### Your task:
Every picture is to be removed, and all the data is to be copied exactly.

(Excerpts from an interface dataset)
Content starts

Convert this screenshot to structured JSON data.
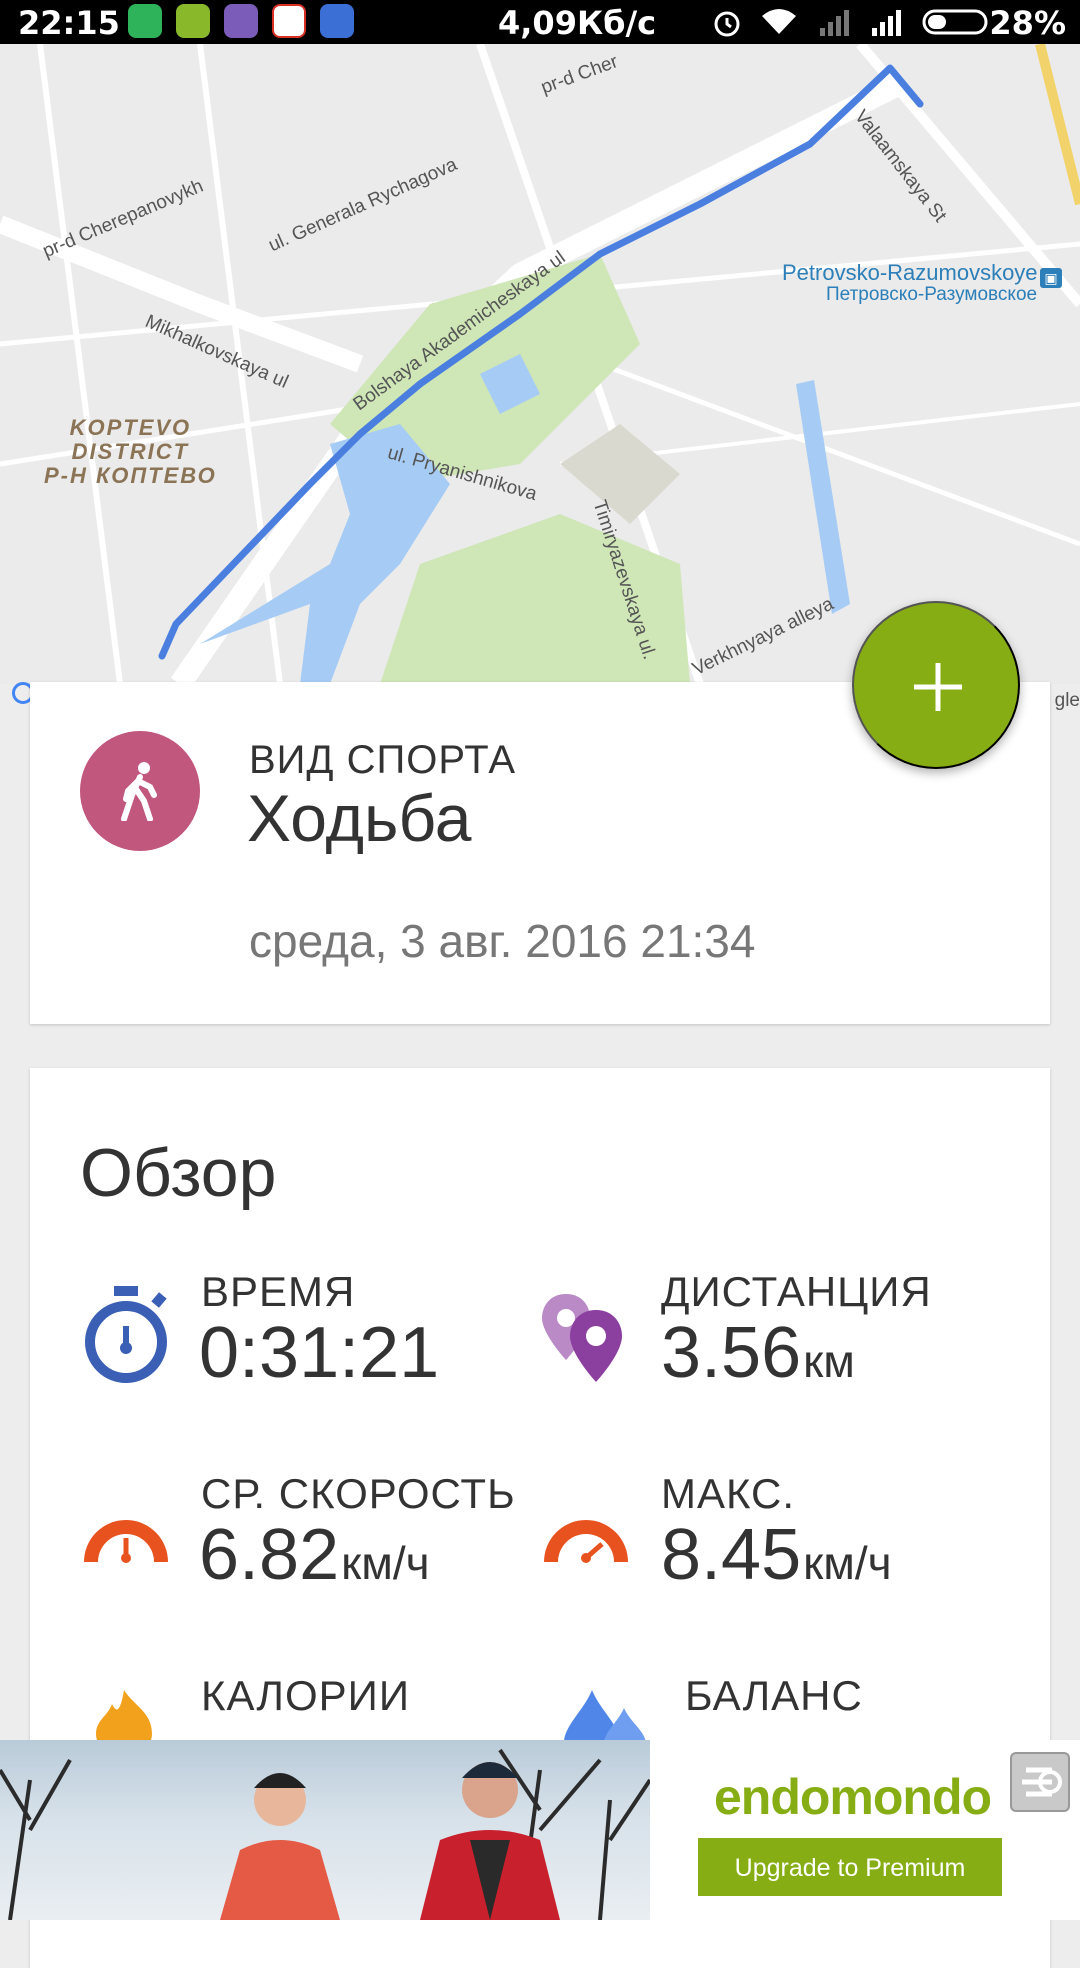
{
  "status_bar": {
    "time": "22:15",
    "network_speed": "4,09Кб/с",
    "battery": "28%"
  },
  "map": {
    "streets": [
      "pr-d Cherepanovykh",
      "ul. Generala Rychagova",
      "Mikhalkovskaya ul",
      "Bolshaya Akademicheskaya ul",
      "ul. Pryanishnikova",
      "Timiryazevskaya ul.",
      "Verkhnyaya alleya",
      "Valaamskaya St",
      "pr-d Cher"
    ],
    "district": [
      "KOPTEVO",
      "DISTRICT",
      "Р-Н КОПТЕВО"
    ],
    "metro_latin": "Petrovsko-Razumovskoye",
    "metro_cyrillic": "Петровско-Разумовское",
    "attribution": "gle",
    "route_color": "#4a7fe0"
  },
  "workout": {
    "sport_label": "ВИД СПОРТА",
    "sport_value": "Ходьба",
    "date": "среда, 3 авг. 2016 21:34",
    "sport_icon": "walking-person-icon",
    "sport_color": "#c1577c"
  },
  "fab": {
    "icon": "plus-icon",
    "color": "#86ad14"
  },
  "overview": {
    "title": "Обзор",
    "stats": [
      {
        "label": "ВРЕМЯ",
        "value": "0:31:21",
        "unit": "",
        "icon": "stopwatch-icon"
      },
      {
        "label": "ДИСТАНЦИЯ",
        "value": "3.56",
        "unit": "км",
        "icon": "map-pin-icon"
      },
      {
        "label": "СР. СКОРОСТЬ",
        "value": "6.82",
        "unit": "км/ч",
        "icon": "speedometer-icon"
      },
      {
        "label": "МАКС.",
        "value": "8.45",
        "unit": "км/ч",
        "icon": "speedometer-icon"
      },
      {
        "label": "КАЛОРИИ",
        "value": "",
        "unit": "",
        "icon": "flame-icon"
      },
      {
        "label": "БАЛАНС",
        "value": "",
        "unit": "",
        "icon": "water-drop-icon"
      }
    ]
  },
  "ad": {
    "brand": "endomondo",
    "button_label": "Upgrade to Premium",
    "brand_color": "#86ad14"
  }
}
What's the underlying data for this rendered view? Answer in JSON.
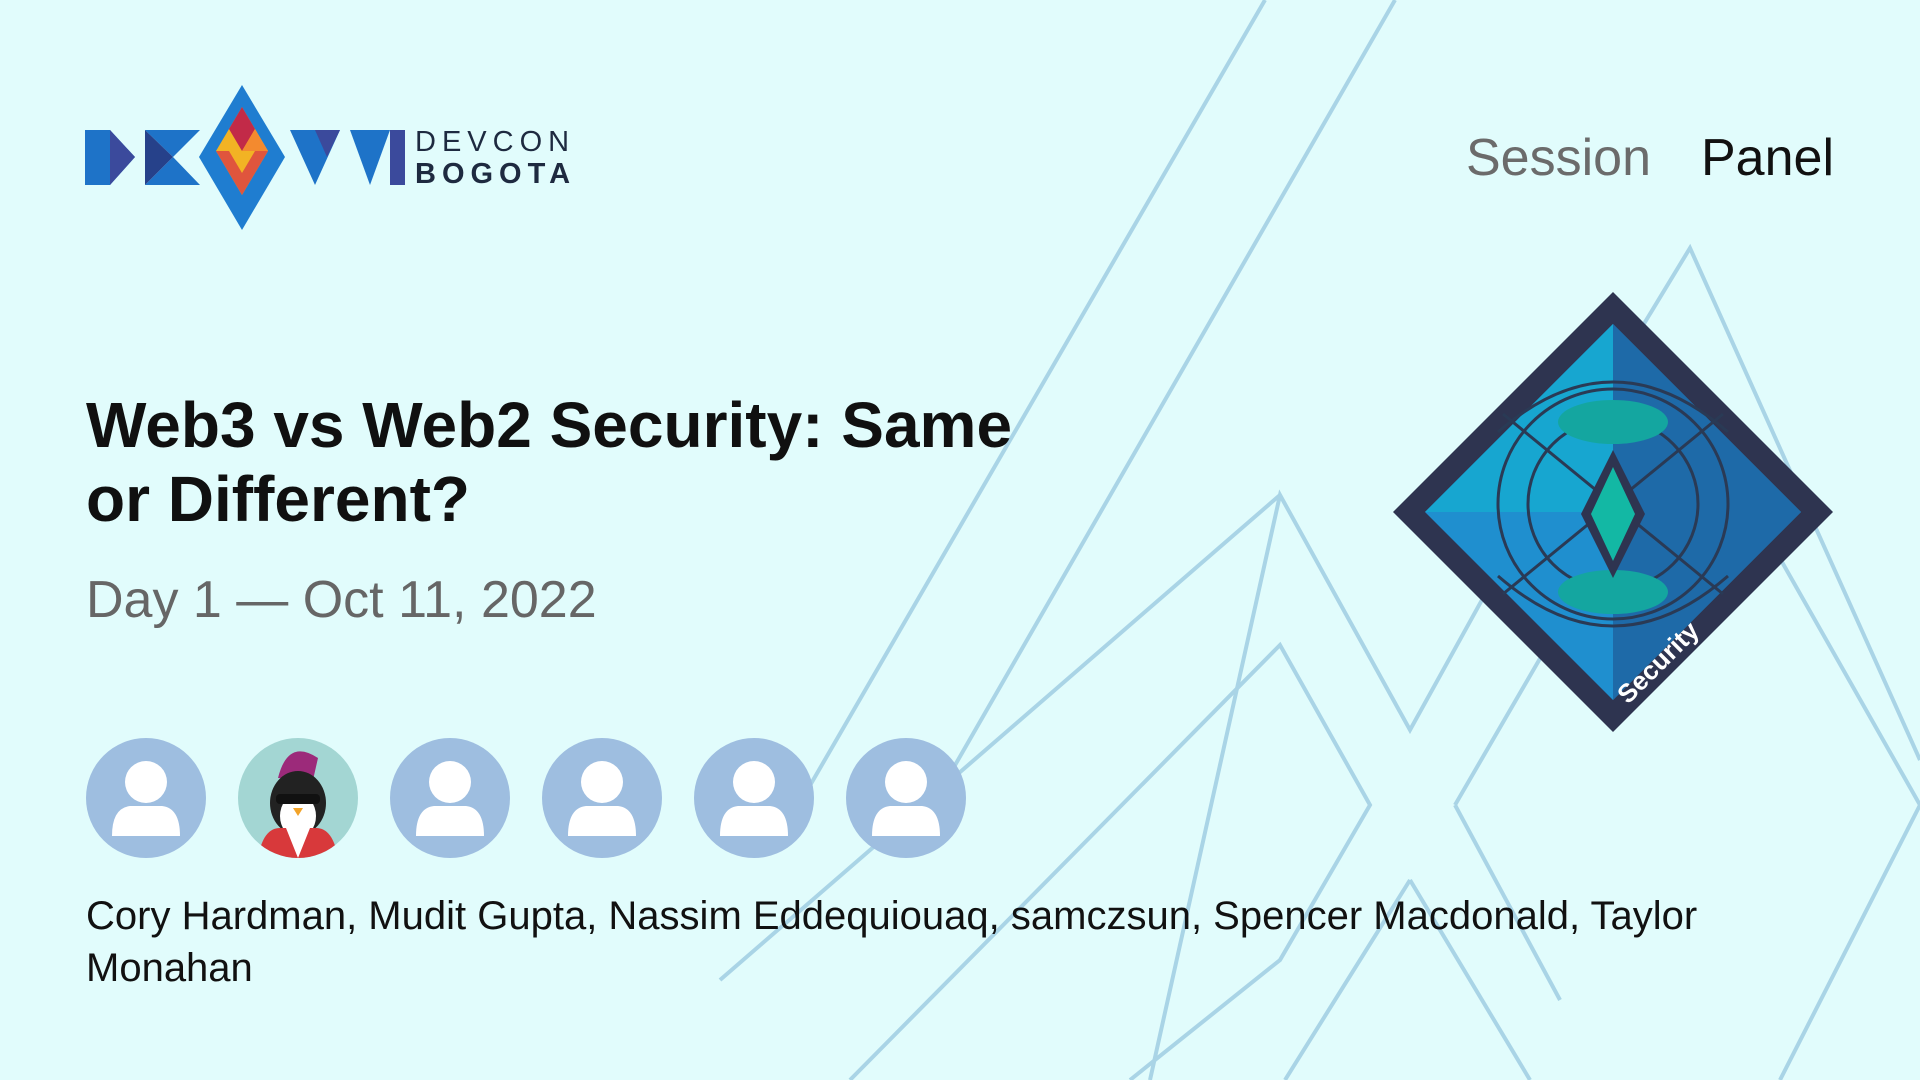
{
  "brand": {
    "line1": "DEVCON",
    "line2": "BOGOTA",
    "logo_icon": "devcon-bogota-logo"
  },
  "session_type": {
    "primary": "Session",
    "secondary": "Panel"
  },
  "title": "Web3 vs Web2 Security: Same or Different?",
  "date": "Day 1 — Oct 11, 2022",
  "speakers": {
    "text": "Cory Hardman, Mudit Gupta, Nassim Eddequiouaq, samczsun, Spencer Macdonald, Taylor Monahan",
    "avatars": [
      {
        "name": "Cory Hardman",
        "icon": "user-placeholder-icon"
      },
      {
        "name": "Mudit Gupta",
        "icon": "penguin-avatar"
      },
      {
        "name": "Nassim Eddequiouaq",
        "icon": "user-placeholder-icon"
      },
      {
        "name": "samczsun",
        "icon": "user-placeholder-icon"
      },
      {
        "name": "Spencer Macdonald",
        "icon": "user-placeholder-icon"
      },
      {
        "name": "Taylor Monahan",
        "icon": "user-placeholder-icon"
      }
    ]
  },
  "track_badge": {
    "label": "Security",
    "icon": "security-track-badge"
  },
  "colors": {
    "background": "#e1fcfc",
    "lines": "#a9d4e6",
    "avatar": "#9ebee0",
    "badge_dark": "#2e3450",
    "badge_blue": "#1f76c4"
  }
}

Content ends

### Answer to the exercise:
Convert this screenshot to structured JSON data.
{
  "status_bar": {
    "time": "22:15",
    "network_speed": "4,09Кб/с",
    "battery": "28%"
  },
  "map": {
    "streets": [
      "pr-d Cherepanovykh",
      "ul. Generala Rychagova",
      "Mikhalkovskaya ul",
      "Bolshaya Akademicheskaya ul",
      "ul. Pryanishnikova",
      "Timiryazevskaya ul.",
      "Verkhnyaya alleya",
      "Valaamskaya St",
      "pr-d Cher"
    ],
    "district": [
      "KOPTEVO",
      "DISTRICT",
      "Р-Н КОПТЕВО"
    ],
    "metro_latin": "Petrovsko-Razumovskoye",
    "metro_cyrillic": "Петровско-Разумовское",
    "attribution": "gle",
    "route_color": "#4a7fe0"
  },
  "workout": {
    "sport_label": "ВИД СПОРТА",
    "sport_value": "Ходьба",
    "date": "среда, 3 авг. 2016 21:34",
    "sport_icon": "walking-person-icon",
    "sport_color": "#c1577c"
  },
  "fab": {
    "icon": "plus-icon",
    "color": "#86ad14"
  },
  "overview": {
    "title": "Обзор",
    "stats": [
      {
        "label": "ВРЕМЯ",
        "value": "0:31:21",
        "unit": "",
        "icon": "stopwatch-icon"
      },
      {
        "label": "ДИСТАНЦИЯ",
        "value": "3.56",
        "unit": "км",
        "icon": "map-pin-icon"
      },
      {
        "label": "СР. СКОРОСТЬ",
        "value": "6.82",
        "unit": "км/ч",
        "icon": "speedometer-icon"
      },
      {
        "label": "МАКС.",
        "value": "8.45",
        "unit": "км/ч",
        "icon": "speedometer-icon"
      },
      {
        "label": "КАЛОРИИ",
        "value": "",
        "unit": "",
        "icon": "flame-icon"
      },
      {
        "label": "БАЛАНС",
        "value": "",
        "unit": "",
        "icon": "water-drop-icon"
      }
    ]
  },
  "ad": {
    "brand": "endomondo",
    "button_label": "Upgrade to Premium",
    "brand_color": "#86ad14"
  }
}
What's the underlying data for this rendered view? Answer in JSON.
{
  "brand": {
    "line1": "DEVCON",
    "line2": "BOGOTA",
    "logo_icon": "devcon-bogota-logo"
  },
  "session_type": {
    "primary": "Session",
    "secondary": "Panel"
  },
  "title": "Web3 vs Web2 Security: Same or Different?",
  "date": "Day 1 — Oct 11, 2022",
  "speakers": {
    "text": "Cory Hardman, Mudit Gupta, Nassim Eddequiouaq, samczsun, Spencer Macdonald, Taylor Monahan",
    "avatars": [
      {
        "name": "Cory Hardman",
        "icon": "user-placeholder-icon"
      },
      {
        "name": "Mudit Gupta",
        "icon": "penguin-avatar"
      },
      {
        "name": "Nassim Eddequiouaq",
        "icon": "user-placeholder-icon"
      },
      {
        "name": "samczsun",
        "icon": "user-placeholder-icon"
      },
      {
        "name": "Spencer Macdonald",
        "icon": "user-placeholder-icon"
      },
      {
        "name": "Taylor Monahan",
        "icon": "user-placeholder-icon"
      }
    ]
  },
  "track_badge": {
    "label": "Security",
    "icon": "security-track-badge"
  },
  "colors": {
    "background": "#e1fcfc",
    "lines": "#a9d4e6",
    "avatar": "#9ebee0",
    "badge_dark": "#2e3450",
    "badge_blue": "#1f76c4"
  }
}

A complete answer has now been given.